For the main event, it was Filet Mignon Au Poivre time. This was a Center-Cut Filet served with Wilted Baby Spinach and Roasted Sweet Potatoes. The steaks were cooked to a perfect medium-rare temperature (we both commented on the wizardry it takes to pull this off...60 fillets all cooked to the same temp...man's game, State Room!), and the wilted spinach & sweet potatoes were a nice, earthy touch to compliment the meat. We were very excited to try Vivant's relatively new Imperial Stout offering with this course, and it did not disappoint. Pretty much every brewery pumps out an imperial stout now, and we were anxious to see what Vivant's take on this style was. It had the usual roasted malt, coffee and cocoa notes, but it also had an undercurrent of complexity that is common-thread throughout their entire portfolio. There were cherry and other fruit notes and a nice amount of booziness that was strong but not too strong. The cocoa seemed to linger as well and I thought this went particularly well with the big piece of meat we were eating. Hats off to the chef and brewers on this dish.

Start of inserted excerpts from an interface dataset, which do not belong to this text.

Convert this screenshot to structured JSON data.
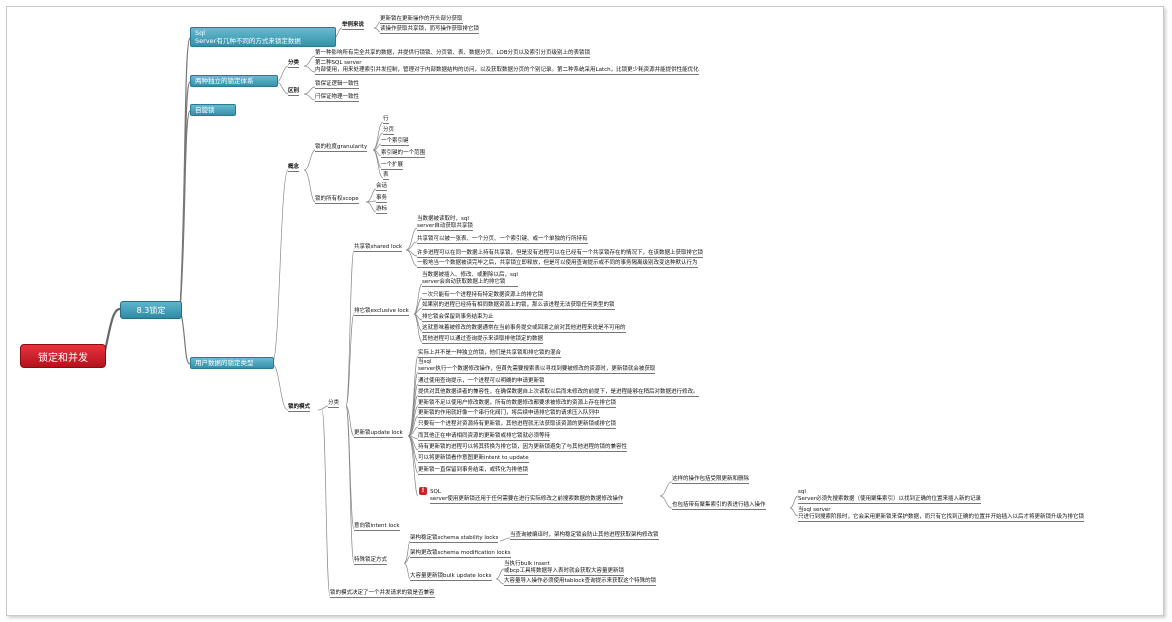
{
  "root": {
    "label": "锁定和并发"
  },
  "mid": {
    "label": "8.3锁定"
  },
  "top_nodes": {
    "n1": "Sql\nServer有几种不同的方式来锁定数据",
    "n2": "两种独立的锁定体系",
    "n3": "自旋锁",
    "n4": "用户数据的锁定类型"
  },
  "s1": {
    "label": "举例来说",
    "items": [
      "更新锁在更新操作的开头部分获取",
      "读操作获取共享锁，而写操作获取排它锁"
    ]
  },
  "s2": {
    "fenlei": {
      "label": "分类",
      "items": [
        "第一种影响所有完全共享的数据，并提供行锁锁、分页锁、表、数据分页、LOB分页以及索引分页级别上的表锁锁",
        "第二种SQL server\n内部使用，用来处理索引并发控制，管理对于内部数据结构的访问，以及获取数据分页的个别记录。第二种系统采用Latch，比锁更少耗资源并能提供性能优化"
      ]
    },
    "qubie": {
      "label": "区别",
      "items": [
        "锁保证逻辑一致性",
        "闩保证物理一致性"
      ]
    }
  },
  "s4": {
    "gainian": {
      "label": "概念",
      "lidu": {
        "label": "锁的粒度granularity",
        "items": [
          "行",
          "分页",
          "一个索引键",
          "索引键的一个范围",
          "一个扩展",
          "表"
        ]
      },
      "suoyouquan": {
        "label": "锁的所有权scope",
        "items": [
          "会话",
          "事务",
          "游标"
        ]
      }
    },
    "moshi": {
      "label": "锁的模式",
      "fenlei": {
        "label": "分类",
        "gongxiang": {
          "label": "共享锁shared lock",
          "items": [
            "当数据被读取时，sql\nserver自动获取共享锁",
            "共享锁可以被一张表、一个分页、一个索引键、或一个单独的行所持有",
            "许多进程可以在同一数据上持有共享锁，但是没有进程可以在已经有一个共享锁存在的情况下，在该数据上获取排它锁",
            "一般地当一个数据被读完毕之后，共享锁立即释放，但是可以使用查询提示或不同的事务隔离级别改变这种默认行为"
          ]
        },
        "paita": {
          "label": "排它锁exclusive lock",
          "items": [
            "当数据被插入、修改、或删除以后，sql\nserver会自动获取数据上的排它锁",
            "一次只能有一个进程持有特定数据资源上的排它锁",
            "如果别的进程已经持有相同数据资源上的锁，那么该进程无法获取任何类型的锁",
            "排它锁会保留到事务结束为止",
            "这就意味着被修改的数据通常在当前事务提交或回滚之前对其他进程来说是不可用的",
            "其他进程可以通过查询提示来读取排他锁定的数据"
          ]
        },
        "gengxin": {
          "label": "更新锁update lock",
          "items": [
            "实际上并不是一种独立的锁，他们是共享锁和排它锁的混合",
            "当sql\nserver执行一个数据修改操作，但首先需要搜索表以寻找到要被修改的资源时，更新锁就会被获取",
            "通过使用查询提示，一个进程可以明确的申请更新锁",
            "提供对其他数据读者的兼容性，在确保数据自上次读取以后而未修改的前提下，是进程能够在稍后对数据进行修改。",
            "更新锁不足以使用户修改数据，所有的数据修改都要求被修改的资源上存在排它锁",
            "更新锁的作用就好像一个串行化阀门，将后续申请排它锁的请求压入队列中",
            "只要有一个进程对资源持有更新锁，其他进程就无法获取该资源的更新锁或排它锁",
            "而其他正在申请相同资源的更新锁或排它锁就必须等待",
            "持有更新锁的进程可以将其转换为排它锁，因为更新锁避免了与其他进程的锁的兼容性",
            "可以将更新锁看作意图更新intent to update",
            "更新锁一直保留到事务结束，或转化为排他锁"
          ],
          "sqlnote": "SQL\nserver使用更新锁还用于任何需要在进行实际修改之前搜索数据的数据修改操作",
          "ops": [
            "这样的操作包括受限更新和删除",
            "也包括带有聚集索引的表进行插入操作"
          ],
          "clustered": "sql\nServer必须先搜索数据（使用聚集索引）以找到正确的位置来插入新的记录",
          "search": "当sql server\n只进行到搜索阶段时，它会采用更新锁来保护数据，而只有它找到正确的位置并开始插入以后才将更新锁升级为排它锁"
        },
        "yixiang": {
          "label": "意向锁intent lock"
        },
        "teshu": {
          "label": "特殊锁定方式",
          "schst": {
            "label": "架构稳定锁schema stability locks",
            "note": "当查询被编译时，架构稳定锁会防止其他进程获取架构修改锁"
          },
          "schmod": {
            "label": "架构更改锁schema modification locks"
          },
          "bulk": {
            "label": "大容量更新锁bulk update locks",
            "items": [
              "当执行bulk insert\n或bcp工具将数据导入表时就会获取大容量更新锁",
              "大容量导入操作必须使用tablock查询提示来获取这个特殊的锁"
            ]
          }
        }
      },
      "note": "锁的模式决定了一个并发请求的锁是否兼容"
    }
  }
}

For dessert, we were served a Flourless Hazelnut Chocolate Cake with a Praline Chocolate Crunch. The cake was good but dry, as is to be expected with flourless cakes. The praline crunch accompanying it was delicious; it was almost like a thin candy bar wafer and we both really liked it. The beer served with this was Vivant's "Contemplation", which falls under the 'Biere de Garde' style. It was sweet and bready with a slight amount of bitterness but also with fairly pronounced fruit notes. We enjoyed this and would like to get to Vivant to try some more soon.
Overall, we felt that this dinner was a tremendous success. The State Room really does a nice job with these and is truly one of the area's best kept dining secrets; it simply is not another hotel restaurant. And as always, the offerings from Brewery Vivant did not let us down. They have one of the coolest projects going right now in Michigan craft beer and we look forward to their continued expansion and growing distribution network which will soon include the Chicago-land market. Thanks again to The State Room and Brewery Vivant for a wonderful meal.